*** Opening Provided data ***

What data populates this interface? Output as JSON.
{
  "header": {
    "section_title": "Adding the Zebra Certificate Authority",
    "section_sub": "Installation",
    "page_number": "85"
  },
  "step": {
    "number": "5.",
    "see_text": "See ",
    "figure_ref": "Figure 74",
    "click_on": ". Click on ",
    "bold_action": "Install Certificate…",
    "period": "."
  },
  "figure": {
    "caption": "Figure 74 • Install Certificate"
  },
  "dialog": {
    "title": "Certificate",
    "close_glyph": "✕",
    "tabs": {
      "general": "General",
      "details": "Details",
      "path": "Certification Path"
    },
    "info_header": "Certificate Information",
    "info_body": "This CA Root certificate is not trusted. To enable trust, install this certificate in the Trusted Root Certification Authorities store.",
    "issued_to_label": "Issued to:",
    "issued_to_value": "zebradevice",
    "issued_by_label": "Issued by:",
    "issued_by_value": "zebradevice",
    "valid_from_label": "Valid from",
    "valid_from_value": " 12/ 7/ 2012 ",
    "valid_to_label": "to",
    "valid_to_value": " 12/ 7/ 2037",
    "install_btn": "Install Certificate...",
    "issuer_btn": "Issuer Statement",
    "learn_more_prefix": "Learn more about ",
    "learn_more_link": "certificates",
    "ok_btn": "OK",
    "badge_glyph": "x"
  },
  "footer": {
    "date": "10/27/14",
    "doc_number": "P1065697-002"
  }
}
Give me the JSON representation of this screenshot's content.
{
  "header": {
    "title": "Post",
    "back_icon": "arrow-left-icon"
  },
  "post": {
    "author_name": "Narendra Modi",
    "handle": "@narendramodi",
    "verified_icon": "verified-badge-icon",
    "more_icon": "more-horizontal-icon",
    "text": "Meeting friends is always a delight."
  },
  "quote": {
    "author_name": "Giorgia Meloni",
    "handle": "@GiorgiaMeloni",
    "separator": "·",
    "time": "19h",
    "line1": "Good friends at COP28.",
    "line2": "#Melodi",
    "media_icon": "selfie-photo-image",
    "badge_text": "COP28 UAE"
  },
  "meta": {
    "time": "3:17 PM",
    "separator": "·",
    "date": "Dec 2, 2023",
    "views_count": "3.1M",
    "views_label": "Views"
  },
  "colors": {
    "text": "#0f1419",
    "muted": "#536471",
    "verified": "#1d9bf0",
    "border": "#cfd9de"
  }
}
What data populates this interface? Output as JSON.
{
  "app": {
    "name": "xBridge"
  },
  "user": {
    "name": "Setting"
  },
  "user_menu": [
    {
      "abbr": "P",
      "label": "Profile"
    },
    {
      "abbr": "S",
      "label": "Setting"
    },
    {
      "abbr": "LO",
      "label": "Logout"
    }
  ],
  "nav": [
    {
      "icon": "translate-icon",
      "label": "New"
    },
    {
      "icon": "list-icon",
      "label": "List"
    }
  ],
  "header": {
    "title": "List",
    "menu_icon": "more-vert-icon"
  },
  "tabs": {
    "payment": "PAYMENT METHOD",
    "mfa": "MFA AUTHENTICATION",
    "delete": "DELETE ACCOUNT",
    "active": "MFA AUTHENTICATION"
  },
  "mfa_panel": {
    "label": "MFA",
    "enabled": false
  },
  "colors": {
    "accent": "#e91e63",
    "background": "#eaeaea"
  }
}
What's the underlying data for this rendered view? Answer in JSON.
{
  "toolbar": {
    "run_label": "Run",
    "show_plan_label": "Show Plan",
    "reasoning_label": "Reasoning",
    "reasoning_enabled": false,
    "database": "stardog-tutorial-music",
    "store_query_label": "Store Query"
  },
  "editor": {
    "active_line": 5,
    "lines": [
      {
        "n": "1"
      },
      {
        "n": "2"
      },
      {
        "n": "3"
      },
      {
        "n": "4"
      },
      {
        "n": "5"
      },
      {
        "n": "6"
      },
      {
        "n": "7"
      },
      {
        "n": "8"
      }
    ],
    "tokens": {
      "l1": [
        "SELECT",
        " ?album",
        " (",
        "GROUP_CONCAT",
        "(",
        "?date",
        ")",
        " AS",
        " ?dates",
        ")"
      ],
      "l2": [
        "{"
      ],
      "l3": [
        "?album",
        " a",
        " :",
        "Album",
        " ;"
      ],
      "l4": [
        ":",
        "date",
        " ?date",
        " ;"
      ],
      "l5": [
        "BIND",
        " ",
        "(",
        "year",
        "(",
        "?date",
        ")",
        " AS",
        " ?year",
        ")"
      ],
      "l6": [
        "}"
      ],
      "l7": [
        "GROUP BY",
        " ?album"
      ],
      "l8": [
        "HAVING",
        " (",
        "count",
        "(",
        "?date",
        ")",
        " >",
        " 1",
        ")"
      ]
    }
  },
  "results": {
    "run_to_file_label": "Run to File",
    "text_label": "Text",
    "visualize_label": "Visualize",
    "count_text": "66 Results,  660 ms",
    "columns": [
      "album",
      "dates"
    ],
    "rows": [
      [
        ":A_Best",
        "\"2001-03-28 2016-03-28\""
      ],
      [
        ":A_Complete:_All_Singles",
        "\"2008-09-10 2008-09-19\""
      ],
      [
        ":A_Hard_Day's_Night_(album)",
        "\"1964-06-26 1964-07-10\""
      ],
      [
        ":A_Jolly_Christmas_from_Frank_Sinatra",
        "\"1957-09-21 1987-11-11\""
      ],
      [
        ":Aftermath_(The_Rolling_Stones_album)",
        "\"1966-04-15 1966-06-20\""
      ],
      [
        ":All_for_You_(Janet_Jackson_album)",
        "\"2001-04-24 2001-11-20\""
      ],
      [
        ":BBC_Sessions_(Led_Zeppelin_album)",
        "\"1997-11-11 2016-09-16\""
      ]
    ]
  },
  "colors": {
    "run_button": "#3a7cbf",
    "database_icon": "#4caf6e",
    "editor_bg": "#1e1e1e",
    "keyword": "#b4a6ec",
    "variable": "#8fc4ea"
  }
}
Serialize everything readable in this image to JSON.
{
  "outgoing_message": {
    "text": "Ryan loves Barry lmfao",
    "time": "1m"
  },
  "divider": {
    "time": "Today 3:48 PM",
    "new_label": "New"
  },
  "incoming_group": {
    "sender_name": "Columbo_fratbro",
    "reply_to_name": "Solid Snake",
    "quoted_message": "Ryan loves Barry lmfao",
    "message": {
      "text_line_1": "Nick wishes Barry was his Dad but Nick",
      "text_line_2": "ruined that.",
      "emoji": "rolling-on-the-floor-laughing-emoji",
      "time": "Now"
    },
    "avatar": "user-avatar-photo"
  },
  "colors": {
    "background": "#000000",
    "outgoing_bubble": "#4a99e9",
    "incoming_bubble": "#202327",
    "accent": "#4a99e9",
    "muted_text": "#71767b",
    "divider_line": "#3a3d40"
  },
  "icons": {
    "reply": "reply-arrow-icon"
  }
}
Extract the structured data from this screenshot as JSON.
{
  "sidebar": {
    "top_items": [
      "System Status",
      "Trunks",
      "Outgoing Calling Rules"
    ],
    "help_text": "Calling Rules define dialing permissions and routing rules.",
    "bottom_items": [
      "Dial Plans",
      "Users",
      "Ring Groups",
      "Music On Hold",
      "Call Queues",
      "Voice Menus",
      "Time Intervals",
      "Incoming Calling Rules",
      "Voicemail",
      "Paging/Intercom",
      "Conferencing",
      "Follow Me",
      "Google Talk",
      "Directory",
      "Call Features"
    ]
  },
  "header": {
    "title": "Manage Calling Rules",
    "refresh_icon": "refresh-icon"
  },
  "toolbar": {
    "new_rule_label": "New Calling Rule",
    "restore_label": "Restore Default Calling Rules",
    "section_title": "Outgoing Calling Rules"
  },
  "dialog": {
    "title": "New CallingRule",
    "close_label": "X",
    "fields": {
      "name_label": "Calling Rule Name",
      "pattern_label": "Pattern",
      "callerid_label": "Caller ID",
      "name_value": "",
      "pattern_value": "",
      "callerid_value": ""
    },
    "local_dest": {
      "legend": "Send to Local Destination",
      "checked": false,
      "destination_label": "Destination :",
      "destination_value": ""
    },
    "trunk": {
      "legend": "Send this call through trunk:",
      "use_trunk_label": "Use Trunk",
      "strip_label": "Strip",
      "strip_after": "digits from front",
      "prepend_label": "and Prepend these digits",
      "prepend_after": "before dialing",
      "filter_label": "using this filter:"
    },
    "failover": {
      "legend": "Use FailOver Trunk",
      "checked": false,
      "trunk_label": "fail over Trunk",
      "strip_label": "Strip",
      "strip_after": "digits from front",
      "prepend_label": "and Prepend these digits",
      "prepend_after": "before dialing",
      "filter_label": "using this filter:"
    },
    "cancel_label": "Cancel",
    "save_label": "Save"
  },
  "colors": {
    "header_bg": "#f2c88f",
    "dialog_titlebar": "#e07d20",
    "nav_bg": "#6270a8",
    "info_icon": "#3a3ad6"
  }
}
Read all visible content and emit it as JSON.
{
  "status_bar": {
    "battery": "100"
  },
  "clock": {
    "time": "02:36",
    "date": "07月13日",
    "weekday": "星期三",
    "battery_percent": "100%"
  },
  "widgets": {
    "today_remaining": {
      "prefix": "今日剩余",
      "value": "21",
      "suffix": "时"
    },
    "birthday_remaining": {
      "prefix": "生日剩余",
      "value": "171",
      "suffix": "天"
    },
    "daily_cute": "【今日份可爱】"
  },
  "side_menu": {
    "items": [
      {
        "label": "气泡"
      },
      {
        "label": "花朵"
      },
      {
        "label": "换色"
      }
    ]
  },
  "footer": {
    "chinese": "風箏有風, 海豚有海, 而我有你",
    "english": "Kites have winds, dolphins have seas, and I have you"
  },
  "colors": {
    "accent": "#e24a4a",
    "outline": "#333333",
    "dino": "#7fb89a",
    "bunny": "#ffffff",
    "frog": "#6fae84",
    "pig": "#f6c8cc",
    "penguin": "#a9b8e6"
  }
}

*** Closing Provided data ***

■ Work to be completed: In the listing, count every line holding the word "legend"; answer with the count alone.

■ Output: 3